Delhi drafts rules for appointment of officer to keep a check on discrimination against people with HIV
The Delhi government has prepared draft rules for the appointment of an Ombudsman to whom people living with HIV or AIDS will be able to complain about discrimination faced by them at work, in hospitals, for housing among other places.
Once the rules come into force, the official, appointed under the central Human Immunodeficiency Virus and Acquired Immune Deficiency Syndrome (Prevention and Control) Act, 2017, will be empowered to pass orders.
In India, about 2.14 million people live with HIV, with a prevalence of 0.22%, according to the National AIDS Control Organisation. The prevalence in Delhi is higher than the national average with 0.30%.
The draft will be presented to the cabinet soon, health department officials said.
The Ombudsman or the designated officer will address complaints of discrimination under the 2017 act and facilitate treatment and legal proceedings as per need.
“The role of the Ombudsman is that of a facilitator. If a person with HIV is not receiving treatment they can approach the officer, if they are being discriminated against at work they can approach the officer. The officer has the power to conduct inquiry into the matter and ensure proper actions are taken,” said the Delhi government official.
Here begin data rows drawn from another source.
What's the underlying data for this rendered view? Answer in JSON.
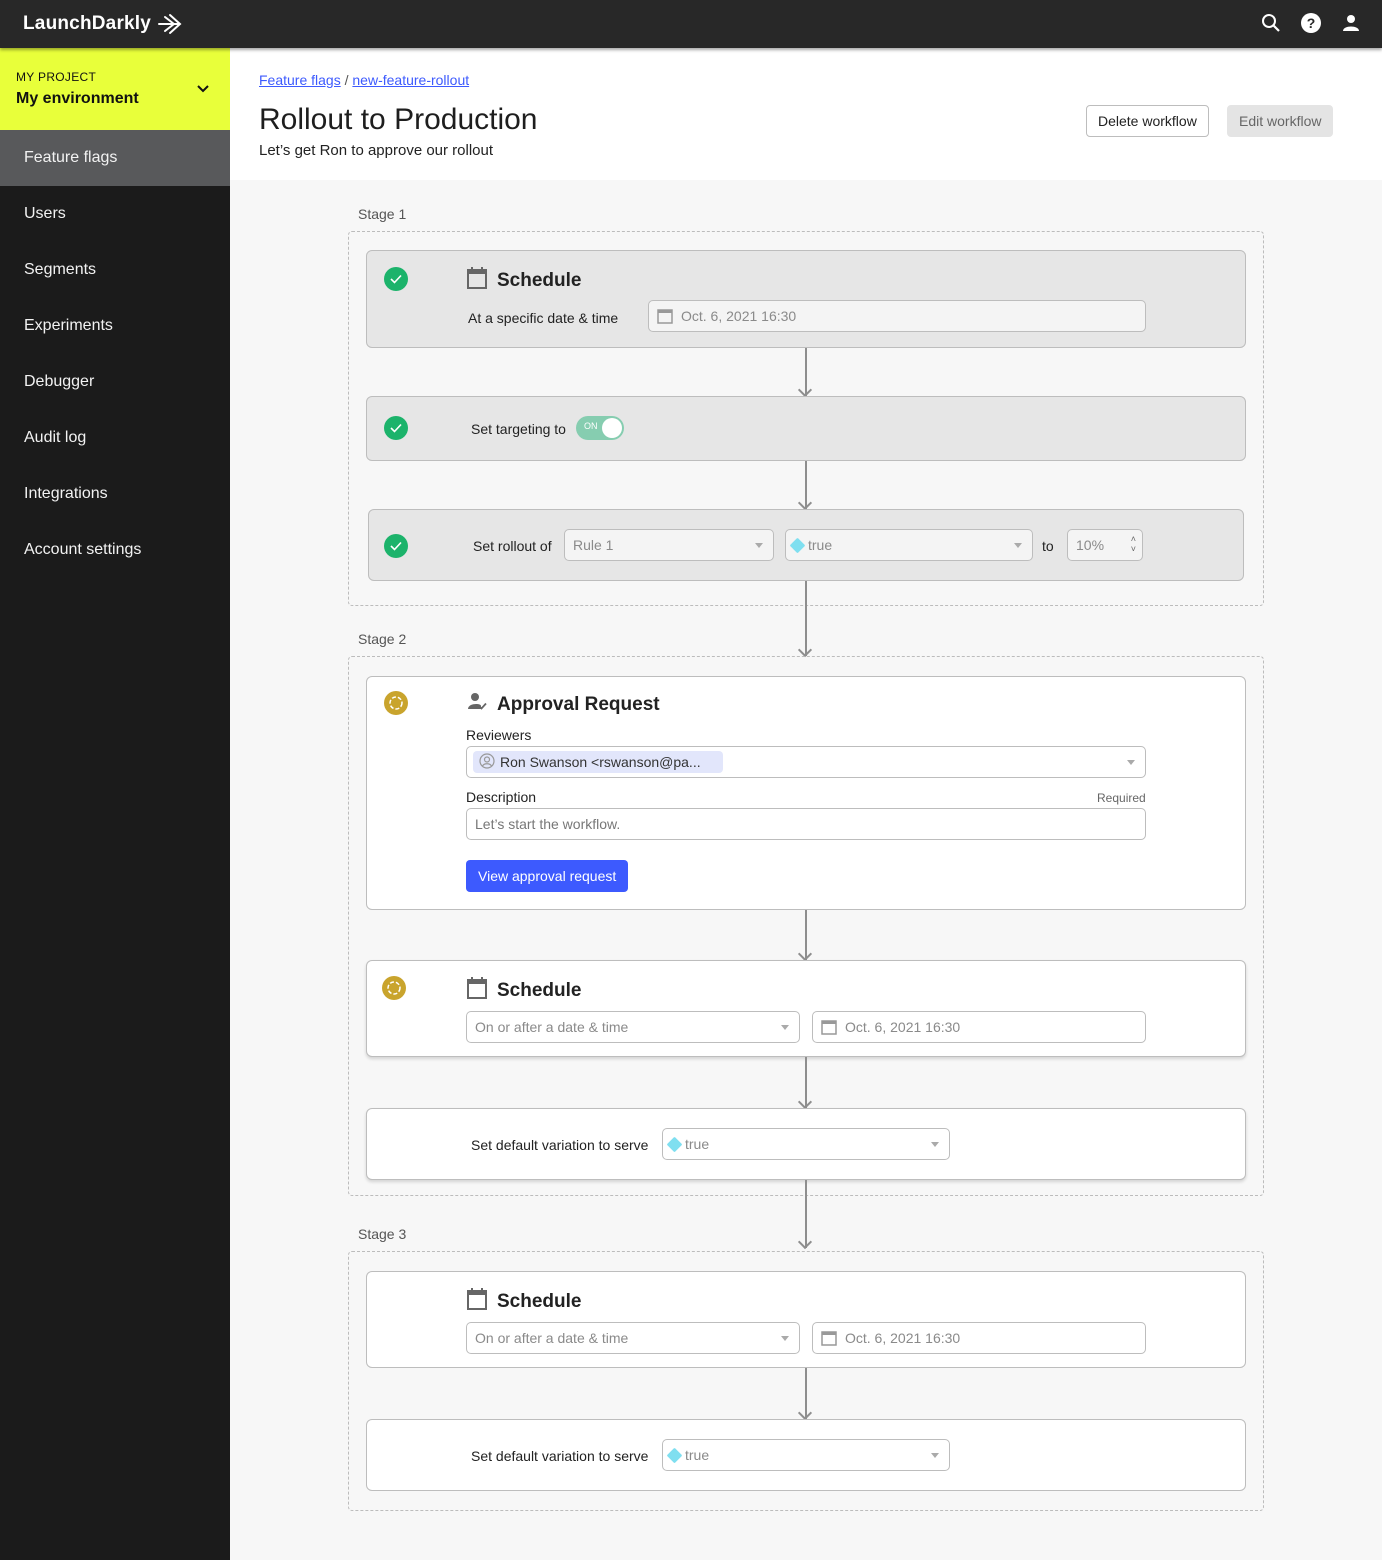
{
  "app": {
    "name": "LaunchDarkly"
  },
  "topbar": {
    "icons": [
      "search-icon",
      "help-icon",
      "account-icon"
    ]
  },
  "sidebar": {
    "project_label": "MY PROJECT",
    "environment": "My environment",
    "items": [
      {
        "label": "Feature flags",
        "active": true
      },
      {
        "label": "Users"
      },
      {
        "label": "Segments"
      },
      {
        "label": "Experiments"
      },
      {
        "label": "Debugger"
      },
      {
        "label": "Audit log"
      },
      {
        "label": "Integrations"
      },
      {
        "label": "Account settings"
      }
    ]
  },
  "header": {
    "breadcrumb": [
      "Feature flags",
      "new-feature-rollout"
    ],
    "breadcrumb_sep": "/",
    "title": "Rollout to Production",
    "subtitle": "Let’s get Ron to approve our rollout",
    "delete_label": "Delete workflow",
    "edit_label": "Edit workflow"
  },
  "stages": [
    {
      "label": "Stage 1",
      "schedule": {
        "title": "Schedule",
        "label": "At a specific date & time",
        "datetime": "Oct. 6, 2021 16:30",
        "status": "complete"
      },
      "targeting": {
        "label": "Set targeting to",
        "toggle": "ON",
        "status": "complete"
      },
      "rollout": {
        "label": "Set rollout of",
        "rule": "Rule 1",
        "variation": "true",
        "to_label": "to",
        "percent": "10%",
        "status": "complete"
      }
    },
    {
      "label": "Stage 2",
      "approval": {
        "title": "Approval Request",
        "reviewers_label": "Reviewers",
        "reviewer": "Ron Swanson <rswanson@pa...",
        "description_label": "Description",
        "required_label": "Required",
        "description_value": "Let’s start the workflow.",
        "button_label": "View approval request",
        "status": "pending"
      },
      "schedule": {
        "title": "Schedule",
        "condition": "On or after a date & time",
        "datetime": "Oct. 6, 2021 16:30",
        "status": "pending"
      },
      "default_variation": {
        "label": "Set default variation to serve",
        "value": "true"
      }
    },
    {
      "label": "Stage 3",
      "schedule": {
        "title": "Schedule",
        "condition": "On or after a date & time",
        "datetime": "Oct. 6, 2021 16:30"
      },
      "default_variation": {
        "label": "Set default variation to serve",
        "value": "true"
      }
    }
  ],
  "colors": {
    "accent": "#3d5afe",
    "env_highlight": "#e8ff3a",
    "success": "#1cb36b",
    "pending": "#c9a42d"
  }
}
The state will be able to appoint one or more Ombudsman as needed, according to the draft Delhi State HIV and AIDS (Ombudsman and Legal Proceedings) Rules, 2018.
The rules say the complaint to the Ombudsman has to be filed within three months of the person becoming aware of the violation, unless the officer allows for an extension of another three months.
The officer selected will be given the designation of director health services, and will hold the post for three years. The person will have to be either a retired sessions or district judge or qualified medical practitioner with 20 years of working knowledge about public healthcare, including 10 years in HIV-AIDS. A senior management-level person from an NGO working on HIV-AIDS with a Post Graduate Degree in Social Sciences may also be selected.
The draft bill says serving or retired members of state health service, central health service or state or all India civil service are also eligible given that they have 20 years of work experience, with five years in HIV-AIDS.
The person will have the powers to pass orders to rectify any violations of the act, and interim orders without a hearing in case of a medical emergency.
The rules say how complaints have to be registered, how the Ombudsman has to keep records of the complaints, and how the officer will have to maintain anonymity in case of legal proceedings.
“The draft rules are likely to be notified within a couple of months; it will go to the cabinet and then to the assembly. It might be sent to the LG. This is the first set of rules under the HIV act of 2017 and more might be created in the future depending on the need,” said the officer.
People living with HIV will benefit. “Currently, a person can go to court with complaints of discrimination, however, having a quasi-judicial body like that of the Ombudsman will ensure people living with HIV get immediate relief in case of emergency and in life-threatening conditions. Even for other cases of discrimination, the Ombudsman can pass orders and the procedure would be much less time consuming as compared to courts,” said Firoz Khan, programme officer with the India HIV/AIDS Alliance and a positive person himself.